What this task involves
While reading through the material below, copy each line that holds the word "content".
[[ Records supplied open ]]
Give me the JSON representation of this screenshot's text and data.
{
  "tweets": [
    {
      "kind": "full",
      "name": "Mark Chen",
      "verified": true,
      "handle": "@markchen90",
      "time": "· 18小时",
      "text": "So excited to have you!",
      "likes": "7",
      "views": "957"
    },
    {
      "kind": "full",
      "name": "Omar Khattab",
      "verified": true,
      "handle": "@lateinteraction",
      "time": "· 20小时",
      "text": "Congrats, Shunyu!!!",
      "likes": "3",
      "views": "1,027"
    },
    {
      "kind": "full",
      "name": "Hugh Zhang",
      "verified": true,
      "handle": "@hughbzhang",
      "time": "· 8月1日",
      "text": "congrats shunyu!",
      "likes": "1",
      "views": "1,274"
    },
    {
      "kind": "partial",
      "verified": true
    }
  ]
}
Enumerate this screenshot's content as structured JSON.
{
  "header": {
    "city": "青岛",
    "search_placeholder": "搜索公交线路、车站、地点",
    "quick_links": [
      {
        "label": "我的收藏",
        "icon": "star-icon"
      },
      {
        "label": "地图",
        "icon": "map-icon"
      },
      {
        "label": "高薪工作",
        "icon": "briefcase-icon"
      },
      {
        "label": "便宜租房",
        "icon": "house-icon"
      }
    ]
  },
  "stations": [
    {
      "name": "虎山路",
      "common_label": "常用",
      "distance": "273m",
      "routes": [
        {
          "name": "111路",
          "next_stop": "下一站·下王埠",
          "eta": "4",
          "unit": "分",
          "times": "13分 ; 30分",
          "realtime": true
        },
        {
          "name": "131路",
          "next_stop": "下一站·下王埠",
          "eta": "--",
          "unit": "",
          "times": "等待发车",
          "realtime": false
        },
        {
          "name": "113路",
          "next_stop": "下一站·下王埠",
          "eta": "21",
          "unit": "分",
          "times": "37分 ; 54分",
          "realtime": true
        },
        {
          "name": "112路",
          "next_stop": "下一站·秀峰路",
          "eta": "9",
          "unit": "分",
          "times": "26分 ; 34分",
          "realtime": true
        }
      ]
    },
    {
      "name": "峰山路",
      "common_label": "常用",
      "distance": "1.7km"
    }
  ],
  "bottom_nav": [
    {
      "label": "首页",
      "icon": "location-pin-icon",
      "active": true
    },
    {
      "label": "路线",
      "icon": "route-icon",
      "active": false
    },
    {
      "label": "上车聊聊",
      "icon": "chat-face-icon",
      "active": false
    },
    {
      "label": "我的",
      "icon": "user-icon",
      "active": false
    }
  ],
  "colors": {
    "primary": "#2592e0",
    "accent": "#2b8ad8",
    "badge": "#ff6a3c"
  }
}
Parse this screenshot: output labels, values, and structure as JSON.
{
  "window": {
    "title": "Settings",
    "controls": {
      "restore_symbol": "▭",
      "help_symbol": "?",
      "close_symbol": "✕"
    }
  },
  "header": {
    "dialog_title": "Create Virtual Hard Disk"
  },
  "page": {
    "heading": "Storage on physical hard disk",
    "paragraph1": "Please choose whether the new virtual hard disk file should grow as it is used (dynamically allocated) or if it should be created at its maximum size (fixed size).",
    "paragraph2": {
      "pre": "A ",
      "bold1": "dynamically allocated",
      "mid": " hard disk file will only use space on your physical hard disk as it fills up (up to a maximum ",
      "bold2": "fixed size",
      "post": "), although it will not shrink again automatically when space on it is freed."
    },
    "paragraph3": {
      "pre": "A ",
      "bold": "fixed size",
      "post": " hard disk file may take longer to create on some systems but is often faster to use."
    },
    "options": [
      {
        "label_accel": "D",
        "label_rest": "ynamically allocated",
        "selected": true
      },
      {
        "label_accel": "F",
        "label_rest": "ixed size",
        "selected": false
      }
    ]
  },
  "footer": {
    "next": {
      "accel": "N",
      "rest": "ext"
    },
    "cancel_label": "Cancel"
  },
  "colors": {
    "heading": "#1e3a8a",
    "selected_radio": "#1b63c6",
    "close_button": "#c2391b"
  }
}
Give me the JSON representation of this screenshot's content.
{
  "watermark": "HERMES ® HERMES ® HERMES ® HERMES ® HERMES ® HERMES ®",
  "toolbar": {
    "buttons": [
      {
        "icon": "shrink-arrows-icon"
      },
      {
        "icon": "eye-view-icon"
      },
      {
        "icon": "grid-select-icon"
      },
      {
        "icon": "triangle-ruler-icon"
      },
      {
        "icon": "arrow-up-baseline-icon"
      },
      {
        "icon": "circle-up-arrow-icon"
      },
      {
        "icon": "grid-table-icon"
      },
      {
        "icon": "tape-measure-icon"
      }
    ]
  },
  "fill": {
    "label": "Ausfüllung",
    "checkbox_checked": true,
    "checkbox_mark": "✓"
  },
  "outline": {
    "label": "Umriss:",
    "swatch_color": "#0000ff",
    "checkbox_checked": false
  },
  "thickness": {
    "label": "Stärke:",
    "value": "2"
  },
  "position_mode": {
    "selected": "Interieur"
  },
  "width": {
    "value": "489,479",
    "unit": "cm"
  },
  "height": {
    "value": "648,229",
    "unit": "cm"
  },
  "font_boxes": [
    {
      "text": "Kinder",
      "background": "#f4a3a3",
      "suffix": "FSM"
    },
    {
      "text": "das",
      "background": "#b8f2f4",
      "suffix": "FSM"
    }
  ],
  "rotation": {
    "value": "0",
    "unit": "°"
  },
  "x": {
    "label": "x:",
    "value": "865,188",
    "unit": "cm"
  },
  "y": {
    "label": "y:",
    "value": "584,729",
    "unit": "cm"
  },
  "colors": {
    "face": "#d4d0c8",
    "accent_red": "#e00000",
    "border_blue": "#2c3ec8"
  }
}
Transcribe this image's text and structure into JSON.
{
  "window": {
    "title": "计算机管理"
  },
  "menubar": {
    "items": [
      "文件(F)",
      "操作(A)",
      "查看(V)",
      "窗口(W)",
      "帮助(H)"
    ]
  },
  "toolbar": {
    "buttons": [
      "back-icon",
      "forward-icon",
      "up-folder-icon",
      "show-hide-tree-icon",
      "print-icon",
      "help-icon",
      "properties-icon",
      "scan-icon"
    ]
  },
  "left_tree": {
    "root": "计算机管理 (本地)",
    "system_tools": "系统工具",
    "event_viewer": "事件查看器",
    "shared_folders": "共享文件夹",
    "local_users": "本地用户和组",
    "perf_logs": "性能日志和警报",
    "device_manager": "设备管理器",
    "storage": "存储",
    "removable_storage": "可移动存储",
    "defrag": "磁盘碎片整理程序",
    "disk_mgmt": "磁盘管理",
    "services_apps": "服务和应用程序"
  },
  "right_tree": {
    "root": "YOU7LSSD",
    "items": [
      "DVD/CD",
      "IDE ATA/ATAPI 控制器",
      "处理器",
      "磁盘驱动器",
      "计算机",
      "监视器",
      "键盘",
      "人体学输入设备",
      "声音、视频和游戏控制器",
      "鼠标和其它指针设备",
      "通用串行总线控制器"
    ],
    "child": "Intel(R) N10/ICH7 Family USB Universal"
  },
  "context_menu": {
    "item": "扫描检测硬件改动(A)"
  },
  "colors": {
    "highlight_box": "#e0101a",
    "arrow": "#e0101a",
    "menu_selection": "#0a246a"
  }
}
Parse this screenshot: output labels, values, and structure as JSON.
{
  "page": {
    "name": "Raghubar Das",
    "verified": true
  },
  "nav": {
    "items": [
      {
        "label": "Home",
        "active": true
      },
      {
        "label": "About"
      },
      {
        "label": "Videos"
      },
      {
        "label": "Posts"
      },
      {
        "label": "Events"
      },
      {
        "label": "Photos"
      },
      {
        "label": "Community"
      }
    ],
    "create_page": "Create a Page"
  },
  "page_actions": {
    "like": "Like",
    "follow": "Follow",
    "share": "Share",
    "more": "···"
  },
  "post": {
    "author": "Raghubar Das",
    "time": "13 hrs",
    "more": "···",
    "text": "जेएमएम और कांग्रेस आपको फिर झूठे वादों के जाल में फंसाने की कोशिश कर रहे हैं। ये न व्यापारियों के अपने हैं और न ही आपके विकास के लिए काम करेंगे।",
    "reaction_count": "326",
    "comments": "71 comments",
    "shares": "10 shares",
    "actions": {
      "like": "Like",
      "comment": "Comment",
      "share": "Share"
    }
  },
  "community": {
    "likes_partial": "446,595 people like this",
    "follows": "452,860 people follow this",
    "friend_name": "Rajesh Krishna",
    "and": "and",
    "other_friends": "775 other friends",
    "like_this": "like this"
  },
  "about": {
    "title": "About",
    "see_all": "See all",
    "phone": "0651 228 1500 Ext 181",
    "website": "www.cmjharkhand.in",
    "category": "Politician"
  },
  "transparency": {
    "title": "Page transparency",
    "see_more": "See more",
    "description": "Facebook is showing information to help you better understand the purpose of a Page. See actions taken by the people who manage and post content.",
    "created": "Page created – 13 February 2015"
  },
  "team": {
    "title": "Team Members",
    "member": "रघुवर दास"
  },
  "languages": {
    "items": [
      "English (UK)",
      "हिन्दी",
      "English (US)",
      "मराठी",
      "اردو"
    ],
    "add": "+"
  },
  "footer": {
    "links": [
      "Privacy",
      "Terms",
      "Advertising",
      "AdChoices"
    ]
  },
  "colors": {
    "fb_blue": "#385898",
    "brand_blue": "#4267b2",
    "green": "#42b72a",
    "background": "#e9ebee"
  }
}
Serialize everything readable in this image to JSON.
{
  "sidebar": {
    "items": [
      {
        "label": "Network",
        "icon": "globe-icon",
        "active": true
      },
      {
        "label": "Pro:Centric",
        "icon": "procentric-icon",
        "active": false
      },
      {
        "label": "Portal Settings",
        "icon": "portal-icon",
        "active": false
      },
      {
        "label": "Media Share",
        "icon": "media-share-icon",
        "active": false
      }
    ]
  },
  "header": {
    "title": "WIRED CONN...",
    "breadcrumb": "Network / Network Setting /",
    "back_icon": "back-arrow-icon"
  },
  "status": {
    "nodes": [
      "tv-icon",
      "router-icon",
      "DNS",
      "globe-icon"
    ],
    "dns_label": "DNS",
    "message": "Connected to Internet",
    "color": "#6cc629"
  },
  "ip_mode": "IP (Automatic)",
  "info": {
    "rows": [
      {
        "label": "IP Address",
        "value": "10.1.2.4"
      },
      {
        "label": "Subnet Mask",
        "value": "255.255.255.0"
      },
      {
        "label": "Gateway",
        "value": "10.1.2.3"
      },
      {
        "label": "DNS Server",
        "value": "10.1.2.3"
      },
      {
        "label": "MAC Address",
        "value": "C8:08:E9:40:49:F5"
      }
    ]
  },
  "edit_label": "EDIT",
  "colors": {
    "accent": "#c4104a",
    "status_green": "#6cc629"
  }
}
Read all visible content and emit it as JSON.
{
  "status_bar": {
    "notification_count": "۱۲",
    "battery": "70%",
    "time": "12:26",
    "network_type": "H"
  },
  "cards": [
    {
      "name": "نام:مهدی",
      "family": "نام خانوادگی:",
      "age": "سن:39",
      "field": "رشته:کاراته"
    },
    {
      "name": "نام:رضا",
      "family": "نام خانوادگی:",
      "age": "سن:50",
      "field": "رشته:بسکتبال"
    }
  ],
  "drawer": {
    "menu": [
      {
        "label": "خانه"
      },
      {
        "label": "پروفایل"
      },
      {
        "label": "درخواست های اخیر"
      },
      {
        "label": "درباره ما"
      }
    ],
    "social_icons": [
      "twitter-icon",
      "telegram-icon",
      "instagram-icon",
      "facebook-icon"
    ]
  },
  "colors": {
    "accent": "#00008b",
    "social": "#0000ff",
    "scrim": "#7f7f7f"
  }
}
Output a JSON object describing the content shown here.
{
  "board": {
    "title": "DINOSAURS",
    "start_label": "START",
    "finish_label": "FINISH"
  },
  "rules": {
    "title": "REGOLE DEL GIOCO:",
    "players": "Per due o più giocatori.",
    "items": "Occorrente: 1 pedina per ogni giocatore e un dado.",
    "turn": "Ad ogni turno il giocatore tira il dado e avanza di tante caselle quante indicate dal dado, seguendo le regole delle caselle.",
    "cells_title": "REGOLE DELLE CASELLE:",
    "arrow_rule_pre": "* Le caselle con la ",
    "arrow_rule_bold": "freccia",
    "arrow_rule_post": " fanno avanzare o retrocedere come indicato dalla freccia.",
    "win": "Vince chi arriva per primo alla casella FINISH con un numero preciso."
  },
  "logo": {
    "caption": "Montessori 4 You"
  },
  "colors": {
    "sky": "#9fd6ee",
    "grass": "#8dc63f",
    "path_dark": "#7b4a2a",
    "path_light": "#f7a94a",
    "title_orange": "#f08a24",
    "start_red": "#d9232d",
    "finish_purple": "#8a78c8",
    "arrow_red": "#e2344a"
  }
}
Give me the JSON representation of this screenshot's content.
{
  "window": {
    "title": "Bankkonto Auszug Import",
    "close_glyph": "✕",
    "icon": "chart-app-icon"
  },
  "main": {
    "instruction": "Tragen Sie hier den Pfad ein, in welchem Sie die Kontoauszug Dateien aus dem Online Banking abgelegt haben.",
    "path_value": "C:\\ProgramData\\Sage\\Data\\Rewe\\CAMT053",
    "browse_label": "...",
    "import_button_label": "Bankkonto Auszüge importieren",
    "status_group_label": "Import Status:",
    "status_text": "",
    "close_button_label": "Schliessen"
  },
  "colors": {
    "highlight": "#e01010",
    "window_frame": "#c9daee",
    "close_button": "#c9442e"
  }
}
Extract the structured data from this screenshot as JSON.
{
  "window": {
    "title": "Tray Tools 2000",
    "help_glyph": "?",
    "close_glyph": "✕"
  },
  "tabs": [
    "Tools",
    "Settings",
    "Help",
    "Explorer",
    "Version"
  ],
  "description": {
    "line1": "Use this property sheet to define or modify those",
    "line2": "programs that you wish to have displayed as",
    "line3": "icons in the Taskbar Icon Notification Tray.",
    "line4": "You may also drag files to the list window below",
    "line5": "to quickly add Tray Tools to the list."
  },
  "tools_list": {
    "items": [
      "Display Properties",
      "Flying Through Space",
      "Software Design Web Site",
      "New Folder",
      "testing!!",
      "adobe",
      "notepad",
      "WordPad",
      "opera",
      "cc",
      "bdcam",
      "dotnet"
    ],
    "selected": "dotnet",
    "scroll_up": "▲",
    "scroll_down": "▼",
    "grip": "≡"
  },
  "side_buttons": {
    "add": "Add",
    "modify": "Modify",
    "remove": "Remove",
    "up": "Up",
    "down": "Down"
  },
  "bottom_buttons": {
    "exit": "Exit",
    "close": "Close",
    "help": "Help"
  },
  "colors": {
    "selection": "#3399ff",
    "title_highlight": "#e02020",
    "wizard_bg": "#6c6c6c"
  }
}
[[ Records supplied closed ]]
Output for this exercise
Enumerate this screenshot's content as structured JSON.
Give me the JSON representation of this screenshot's content.
    "description": "Facebook is showing information to help you better understand the purpose of a Page. See actions taken by the people who manage and post content.",
Read all visible content and emit it as JSON.
Output a JSON object describing the content shown here.
Give me the JSON representation of this screenshot's content.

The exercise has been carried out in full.